- Increase in heart rate
- Gastrointestinal distress/diarrhea
- Insulin resistance in diabetic dogs
If you are planning on giving your dog melatonin supplements, it’s absolutely imperative that you check for the ingredient xylitol. This artificial sweetener is extremely toxic to dogs, so be sure you avoid any supplements that contain it.
There are melatonin products made specifically for dogs and they should only contain safe ingredients, however, it’s always good to check the label just to be sure.
Ultimately, if you are planning on giving your dog melatonin, you should consult with your veterinarian. This is because some veterinary medications may interact poorly with melatonin and certain conditions may actually worsen. Your veterinarian will know how best to proceed to avoid these potential complications.
Finally, you should avoid giving any melatonin supplements to puppies as well as pregnant or lactating dogs.
How Much Melatonin Can You Give Your Dog?
Again, you should check with your veterinarian when determining the dosage to give your dog. This is because each dog will likely have individual needs that can vary due to the nature of their health and underlying conditions.
In most cases, the veterinarian will adhere to a general philosophy of starting low and going slow. In other words, they will introduce your dog to a small initial dose and then gradually increase it until the underlying condition is properly treated.
You can use your dog’s size to determine its melatonin dosage. Here are some general guidelines to get an idea of the proper dosage:
- Less than 10 pounds – 1 milligram
- Less than 25 pounds – 1.5 milligrams
- 26 to 100 pounds – 3 milligrams
- Over 100 pounds – 3 to 6 milligrams
These amounts should not be administered more than 3 times a day. Additionally, melatonin supplements are available in the following forms:
You can administer any of these forms with or without food. When taken on an empty stomach, the supplement should start working in 10 to 15 minutes. With the right dosage, the effects should last up to 8 hours. So, if you want your dog to sleep peacefully through the night, make sure you administer it right before their usual bedtime.
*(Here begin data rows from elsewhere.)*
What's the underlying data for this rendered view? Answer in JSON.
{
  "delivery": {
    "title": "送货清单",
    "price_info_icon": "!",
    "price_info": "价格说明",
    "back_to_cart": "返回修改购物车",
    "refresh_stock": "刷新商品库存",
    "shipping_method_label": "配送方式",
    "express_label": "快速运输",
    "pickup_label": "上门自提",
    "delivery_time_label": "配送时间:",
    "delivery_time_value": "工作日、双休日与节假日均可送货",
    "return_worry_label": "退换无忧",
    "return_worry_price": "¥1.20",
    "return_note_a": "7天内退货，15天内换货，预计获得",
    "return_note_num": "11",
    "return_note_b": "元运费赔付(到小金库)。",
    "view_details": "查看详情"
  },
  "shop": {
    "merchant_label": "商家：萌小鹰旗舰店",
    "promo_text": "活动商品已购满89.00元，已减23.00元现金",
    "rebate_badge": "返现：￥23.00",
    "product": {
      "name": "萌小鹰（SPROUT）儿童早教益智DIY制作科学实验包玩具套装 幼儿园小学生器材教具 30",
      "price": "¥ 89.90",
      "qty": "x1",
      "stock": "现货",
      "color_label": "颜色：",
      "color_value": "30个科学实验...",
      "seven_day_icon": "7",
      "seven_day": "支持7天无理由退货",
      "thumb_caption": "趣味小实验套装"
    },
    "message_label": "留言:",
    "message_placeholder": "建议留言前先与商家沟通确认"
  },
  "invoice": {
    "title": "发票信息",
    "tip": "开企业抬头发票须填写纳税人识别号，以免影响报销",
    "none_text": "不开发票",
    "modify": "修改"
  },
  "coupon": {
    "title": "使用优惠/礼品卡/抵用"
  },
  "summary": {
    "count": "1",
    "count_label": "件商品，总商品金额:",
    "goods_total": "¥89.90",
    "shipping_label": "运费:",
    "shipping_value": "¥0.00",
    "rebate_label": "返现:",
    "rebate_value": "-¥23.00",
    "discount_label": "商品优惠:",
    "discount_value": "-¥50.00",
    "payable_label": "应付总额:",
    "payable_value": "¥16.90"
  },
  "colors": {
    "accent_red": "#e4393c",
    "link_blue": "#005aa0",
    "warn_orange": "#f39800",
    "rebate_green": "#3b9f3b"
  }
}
Can You Mix Melatonin With CBD?
Let’s take a moment to talk about CBD – it is a cannabinoid extracted from the cannabis plant that does not cause intoxication. This is especially important in dogs since they do not always react well to intoxicating substances and may become aggravated under these circumstances. However, it still has all the medicinal benefits frequently associated with cannabinoids!
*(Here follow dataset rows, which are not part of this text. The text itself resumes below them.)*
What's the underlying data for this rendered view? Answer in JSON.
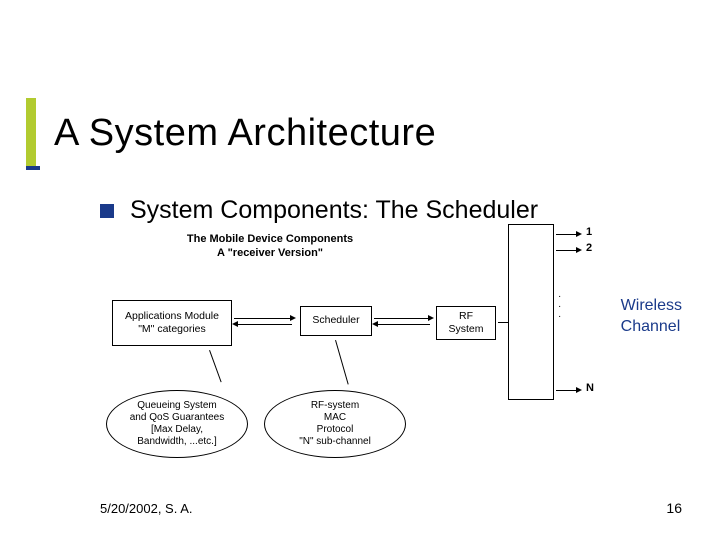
{
  "title": "A System Architecture",
  "subtitle": "System Components: The Scheduler",
  "diagram": {
    "top_label_line1": "The Mobile Device Components",
    "top_label_line2": "A \"receiver Version\"",
    "apps_box_line1": "Applications Module",
    "apps_box_line2": "\"M\" categories",
    "scheduler_box": "Scheduler",
    "rf_box_line1": "RF",
    "rf_box_line2": "System",
    "callout1_l1": "Queueing System",
    "callout1_l2": "and QoS Guarantees",
    "callout1_l3": "[Max Delay,",
    "callout1_l4": "Bandwidth, ...etc.]",
    "callout2_l1": "RF-system",
    "callout2_l2": "MAC",
    "callout2_l3": "Protocol",
    "callout2_l4": "\"N\" sub-channel",
    "num1": "1",
    "num2": "2",
    "numN": "N"
  },
  "wireless_l1": "Wireless",
  "wireless_l2": "Channel",
  "footer_date": "5/20/2002, S. A.",
  "page_num": "16"
}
So how does CBD work in your dog’s body? Well, the same way it works in all mammals (including humans): the endocannabinoid system (ECS)! The ECS is an incredibly important part of mammalian physiology. It’s a control and regulatory network that is comprised of G protein-coupled receptors (GCPRs) known specifically as:
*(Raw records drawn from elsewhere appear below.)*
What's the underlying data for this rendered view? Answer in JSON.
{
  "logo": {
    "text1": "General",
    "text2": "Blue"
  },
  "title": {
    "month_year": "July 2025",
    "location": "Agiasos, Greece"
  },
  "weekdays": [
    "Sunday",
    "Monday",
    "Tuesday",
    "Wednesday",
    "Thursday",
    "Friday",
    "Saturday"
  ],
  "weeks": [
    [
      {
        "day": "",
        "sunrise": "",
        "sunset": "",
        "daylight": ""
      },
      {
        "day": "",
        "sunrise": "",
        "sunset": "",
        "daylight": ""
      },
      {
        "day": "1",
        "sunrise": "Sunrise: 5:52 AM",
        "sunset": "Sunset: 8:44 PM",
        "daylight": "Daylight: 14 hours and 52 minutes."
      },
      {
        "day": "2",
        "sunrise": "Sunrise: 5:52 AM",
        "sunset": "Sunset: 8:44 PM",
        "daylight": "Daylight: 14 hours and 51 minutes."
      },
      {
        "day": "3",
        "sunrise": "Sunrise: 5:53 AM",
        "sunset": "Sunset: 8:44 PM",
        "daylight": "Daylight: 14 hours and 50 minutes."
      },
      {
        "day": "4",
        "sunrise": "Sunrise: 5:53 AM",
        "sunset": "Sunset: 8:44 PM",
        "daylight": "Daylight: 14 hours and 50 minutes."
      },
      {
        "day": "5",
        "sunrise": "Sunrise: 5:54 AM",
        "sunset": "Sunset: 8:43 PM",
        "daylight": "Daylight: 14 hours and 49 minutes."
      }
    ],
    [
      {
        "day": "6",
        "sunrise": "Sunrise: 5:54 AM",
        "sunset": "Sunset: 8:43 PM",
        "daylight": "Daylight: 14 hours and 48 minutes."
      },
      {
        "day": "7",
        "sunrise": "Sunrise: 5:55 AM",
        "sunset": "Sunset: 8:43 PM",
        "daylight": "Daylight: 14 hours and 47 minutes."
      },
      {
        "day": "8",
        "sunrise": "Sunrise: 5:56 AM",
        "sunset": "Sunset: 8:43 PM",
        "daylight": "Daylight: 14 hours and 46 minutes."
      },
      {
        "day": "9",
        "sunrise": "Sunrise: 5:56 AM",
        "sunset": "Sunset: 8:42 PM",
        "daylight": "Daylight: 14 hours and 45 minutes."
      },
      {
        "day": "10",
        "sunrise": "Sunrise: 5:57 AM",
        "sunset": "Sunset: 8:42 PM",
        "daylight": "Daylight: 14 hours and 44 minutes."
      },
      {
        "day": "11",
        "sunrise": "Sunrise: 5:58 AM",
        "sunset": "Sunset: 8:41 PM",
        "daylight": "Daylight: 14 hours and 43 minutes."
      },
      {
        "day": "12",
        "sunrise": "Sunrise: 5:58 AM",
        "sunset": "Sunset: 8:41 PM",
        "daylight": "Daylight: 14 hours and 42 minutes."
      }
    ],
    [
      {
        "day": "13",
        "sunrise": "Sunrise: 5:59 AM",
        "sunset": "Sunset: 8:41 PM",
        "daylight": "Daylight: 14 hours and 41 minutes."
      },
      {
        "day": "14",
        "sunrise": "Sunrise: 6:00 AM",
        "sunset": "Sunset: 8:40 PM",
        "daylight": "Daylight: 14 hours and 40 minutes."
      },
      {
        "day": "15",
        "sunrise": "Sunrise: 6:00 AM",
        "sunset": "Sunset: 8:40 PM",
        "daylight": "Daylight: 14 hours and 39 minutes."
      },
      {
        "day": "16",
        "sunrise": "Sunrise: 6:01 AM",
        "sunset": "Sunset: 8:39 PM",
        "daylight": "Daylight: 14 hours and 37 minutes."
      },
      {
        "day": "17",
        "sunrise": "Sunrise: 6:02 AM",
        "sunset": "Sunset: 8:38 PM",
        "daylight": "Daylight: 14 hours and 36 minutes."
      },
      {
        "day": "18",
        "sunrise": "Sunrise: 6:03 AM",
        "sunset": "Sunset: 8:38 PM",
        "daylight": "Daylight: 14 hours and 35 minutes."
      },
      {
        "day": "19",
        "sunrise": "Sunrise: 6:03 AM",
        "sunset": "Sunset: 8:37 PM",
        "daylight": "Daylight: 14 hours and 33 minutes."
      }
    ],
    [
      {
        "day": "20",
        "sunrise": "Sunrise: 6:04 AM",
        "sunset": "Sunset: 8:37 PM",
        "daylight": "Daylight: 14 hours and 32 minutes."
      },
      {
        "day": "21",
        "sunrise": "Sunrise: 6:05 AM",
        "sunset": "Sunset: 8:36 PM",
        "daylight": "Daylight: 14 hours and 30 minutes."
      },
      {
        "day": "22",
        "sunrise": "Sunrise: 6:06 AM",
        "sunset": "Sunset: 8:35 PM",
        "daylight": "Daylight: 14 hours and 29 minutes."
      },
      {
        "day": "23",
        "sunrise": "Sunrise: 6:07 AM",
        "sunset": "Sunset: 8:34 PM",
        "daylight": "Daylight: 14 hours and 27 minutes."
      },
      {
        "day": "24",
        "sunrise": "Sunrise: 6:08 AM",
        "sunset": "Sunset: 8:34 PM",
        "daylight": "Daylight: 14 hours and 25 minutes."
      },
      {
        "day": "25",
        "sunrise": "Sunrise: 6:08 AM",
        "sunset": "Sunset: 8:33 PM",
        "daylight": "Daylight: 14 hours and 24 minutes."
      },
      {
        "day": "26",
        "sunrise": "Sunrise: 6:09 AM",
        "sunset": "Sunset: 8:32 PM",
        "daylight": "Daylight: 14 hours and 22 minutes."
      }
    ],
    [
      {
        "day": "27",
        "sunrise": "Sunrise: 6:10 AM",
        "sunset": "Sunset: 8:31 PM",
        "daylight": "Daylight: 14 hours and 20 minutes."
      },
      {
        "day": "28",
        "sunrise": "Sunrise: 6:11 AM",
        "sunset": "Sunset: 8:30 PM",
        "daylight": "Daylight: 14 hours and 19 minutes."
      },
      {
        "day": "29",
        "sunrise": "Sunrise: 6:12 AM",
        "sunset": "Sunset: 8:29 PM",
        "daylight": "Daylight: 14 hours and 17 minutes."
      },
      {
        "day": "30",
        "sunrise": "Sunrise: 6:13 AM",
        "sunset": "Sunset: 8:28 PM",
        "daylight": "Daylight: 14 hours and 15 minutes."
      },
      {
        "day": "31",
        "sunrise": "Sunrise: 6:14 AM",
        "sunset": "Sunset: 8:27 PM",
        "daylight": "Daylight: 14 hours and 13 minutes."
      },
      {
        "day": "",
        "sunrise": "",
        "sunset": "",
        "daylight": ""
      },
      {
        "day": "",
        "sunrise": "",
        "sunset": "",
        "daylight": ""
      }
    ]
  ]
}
- Cannabinoid-1 receptors (CB-1)
- Cannabinoid-2 receptors (CB-2)
These are located all over the mammalian body and, together with the ECS, are responsible for controlling a whole host of important processes. These include:
- Inflammation and pain
- Immune function
- Digestion and metabolism
- Body temperature
- Circadian rhythms and sleep-wake cycles
- Motivation and reward
Melatonin & CBD – Interactions & Similarities
So what do CBD and melatonin have in common? Well, remember those MT-1 and MT-2 receptors that we mentioned above? Amazingly enough, these are also GCPRs, meaning that they are closely related in structure and function to CB-1 and CB-2 receptors.
In other words, melatonin and cannabidiol interact with similar receptors in your dog’s body. They are like natural allies and will help maintain an overall state of healthy balance known as homeostasis.
Furthermore, many people use CBD to create calmness for themselves and their pets. If you have a particularly agitated dog or are struggling with getting them to sleep normally, the combination of the two may work twice as well.
So, there’s no need to wait. Melatonin is safe and effective, it may work even better when coupled with CBD. Dogs of all sizes tolerate both of these supplements well. So pick some up today and help your dog stay calm and happy, even during the worst road trips or thunderstorms! And for other tips or guides for taking care of your dog, check here now!